Let me ask you all (ya’ll) a question – how many friends do you have on Facebook? How many of those people are actual friends that you know, care about “what’s on their mind”, and want to converse with? How about Twitter? Do you strive to have more followers? Do you follow everyone who follows you? How often do you get to read all the tweets in your Twitterstream?
We’ve created a monster.
Inspired by an article in the latest issued of Wired he read on the flight to LA this week, our friend Tyler just announced he had cut his Facebook friends list back from more than 2,000 to around 300 total. The article, by Clive Thompson (In Praise of Online Obscurity), analyzes the way we have turned social networking into something very unsocial. No longer are we using social networking as a means of fostering relationships with people we actually care about – we’re using it to create new relationships with people (and “reconnect” with people from our past) and quite frankly, we can’t keep up with it. We’re faced with countless hurdles to jump to maintain these relationships, weeding through updates from networking contacts we barely know, distant friends from our childhood, friends of friends and ex-boyfriends. All people who, the second you click accept, can see all your info, as well. As Thompson points out, when your list gets too big, social networking is no longer a possibility. Social networking starts to break down.
Nowadays, people use Facebook as a means to notifying their friends about developments in their life (and granted, some stuff we could care less about – “Makin’ quesadillas tonight!” – I’m guilty of that.) In the last week I found out that I missed news from two of my good friends because their updates were lost in my enormous feed. One of my friends adopted a rescue puppy and the other one got engaged. Both are things I actually would have liked to know, but because of all the noise in my feed, I didn’t.

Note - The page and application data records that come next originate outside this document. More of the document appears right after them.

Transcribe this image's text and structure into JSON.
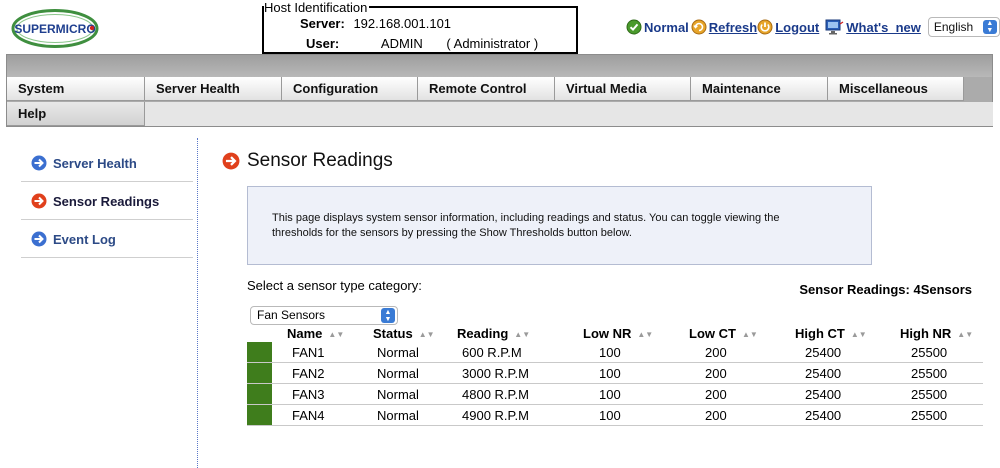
{
  "header": {
    "logo_text": "SUPERMICRO",
    "host_identification": {
      "legend": "Host Identification",
      "server_label": "Server:",
      "server_value": "192.168.001.101",
      "user_label": "User:",
      "user_value": "ADMIN",
      "user_role": "( Administrator )"
    },
    "status_label": "Normal",
    "refresh_label": "Refresh",
    "logout_label": "Logout",
    "whats_new_label": "What's_new",
    "language": "English"
  },
  "menu": {
    "row1": [
      "System",
      "Server Health",
      "Configuration",
      "Remote Control",
      "Virtual Media",
      "Maintenance",
      "Miscellaneous"
    ],
    "row2": [
      "Help"
    ]
  },
  "sidebar": {
    "items": [
      {
        "label": "Server Health",
        "active": false
      },
      {
        "label": "Sensor Readings",
        "active": true
      },
      {
        "label": "Event Log",
        "active": false
      }
    ]
  },
  "main": {
    "title": "Sensor Readings",
    "info_line1": "This page displays system sensor information, including readings and status. You can toggle viewing the",
    "info_line2": "thresholds for the sensors by pressing the Show Thresholds button below.",
    "select_label": "Select a sensor type category:",
    "sensor_count": "Sensor Readings: 4Sensors",
    "selected_category": "Fan Sensors",
    "columns": [
      "Name",
      "Status",
      "Reading",
      "Low NR",
      "Low CT",
      "High CT",
      "High NR"
    ],
    "rows": [
      {
        "name": "FAN1",
        "status": "Normal",
        "reading": "600 R.P.M",
        "low_nr": "100",
        "low_ct": "200",
        "high_ct": "25400",
        "high_nr": "25500"
      },
      {
        "name": "FAN2",
        "status": "Normal",
        "reading": "3000 R.P.M",
        "low_nr": "100",
        "low_ct": "200",
        "high_ct": "25400",
        "high_nr": "25500"
      },
      {
        "name": "FAN3",
        "status": "Normal",
        "reading": "4800 R.P.M",
        "low_nr": "100",
        "low_ct": "200",
        "high_ct": "25400",
        "high_nr": "25500"
      },
      {
        "name": "FAN4",
        "status": "Normal",
        "reading": "4900 R.P.M",
        "low_nr": "100",
        "low_ct": "200",
        "high_ct": "25400",
        "high_nr": "25500"
      }
    ]
  },
  "colors": {
    "status_ok": "#3f7d1c",
    "link_blue": "#1a3a8a",
    "nav_arrow_blue": "#3b6fd0",
    "nav_arrow_active": "#e0401c"
  },
  "icons": {
    "status": "check-circle-icon",
    "refresh": "refresh-icon",
    "logout": "logout-icon",
    "whats_new": "monitor-icon",
    "nav_arrow": "arrow-right-circle-icon"
  }
}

So what was the result of Tyler’s massacre on his friends list? A list of status updates that he – SHOCK! – actually cares about. Imagine truly wanting to read each and every status update on your list, instead of clicking “Hide” on that person you added, but only because you had 30 friends in common, all of whom are people you met at conferences. Imagine not having to worry that you’re missing something important, funny or interesting because your feed is filled with information and people that honestly, you could care less about.
Of course, this is just my opinion.
Thompson emphasizes the value in obscurity – of keeping your network small and manageable, because once it grows to a certain size, the conversation dissipates. It becomes silent. Mark Zuckerberg famously declared at the recent Crunchie Awards that living publicly and having minimal online privacy is “the social norm, now.” I disagree. Living a public life is not something everyone should be obligated to do, just because they want to use social networking to keep in touch with friends. Now, online privacy is an entirely separate issue as far as I’m concerned (albeit a very, very important one, I have quite a bit to say about this what with having my identity stolen online several times). But aside from the security aspect, I can’t help but agree with Thompson’s stance on online obscurity – how on Earth are we expected to keep up genuine relationships with 3,000 of our closest friends? It’s just not possible. Not unless you give up your job, your family, your hobbies, eating and sleeping. And then what would you have left to talk about, anyway?
In a way, it’s just like high school again – one big popularity contest. So many people striving to be the next Gary Vaynerchuk, the next “online celeb” who millions turn to for entertainment and advice. First of all, this isn’t realistic. That kind of fame is just not feasible for most of us. And whatever happened to good old human relationships – conversations – not soapboxing?
I’m not suggesting everyone go on an “unfriend-ing” rampage or to stop trying to gain followers, I suppose it depends on the purpose of that particular network, but I do think that if you plan on using social networking as a tool to strengthening relationships, you might want to scale back or segregate your relationships by dividing them on different networks (LinkedIn, for example). I know many are of the opinion that in order to create a successful business relationship, you have to first start with a personal relationship, and to some extent, I agree. But you’ve got to make it genuine. Adding me as one of your 7,000 friends on Facebook does not make me feel like I am getting in a close, personal, trusting relationship with you to where I would ever want to enter a business partnership with you. The same way I would feel if I were one of 300 people invited to your birthday party and only had 5 minutes to celebrate with you.
By the way – I realize this might sound a bit hypocritical because I have this blog and a handful of fans, but in no way do I tout myself as a “guru” of any kind or someone that people should “turn to for advice.” I’m nobody. Just a random girl with a poorly written, stream-of-conscience blog and a need to share pretty, interesting things. I have no goals in terms of popularity or fame. This concept of scaling back on social networking just resonated with me, perhaps because of my own struggle to maintain intimate relationships these days via social networking. So – I ask of you…
What’s your method when it comes to managing your online social scene? Do you have rules for adding new friends? Do you only use certain networks for certain things? I’m very curious to find out!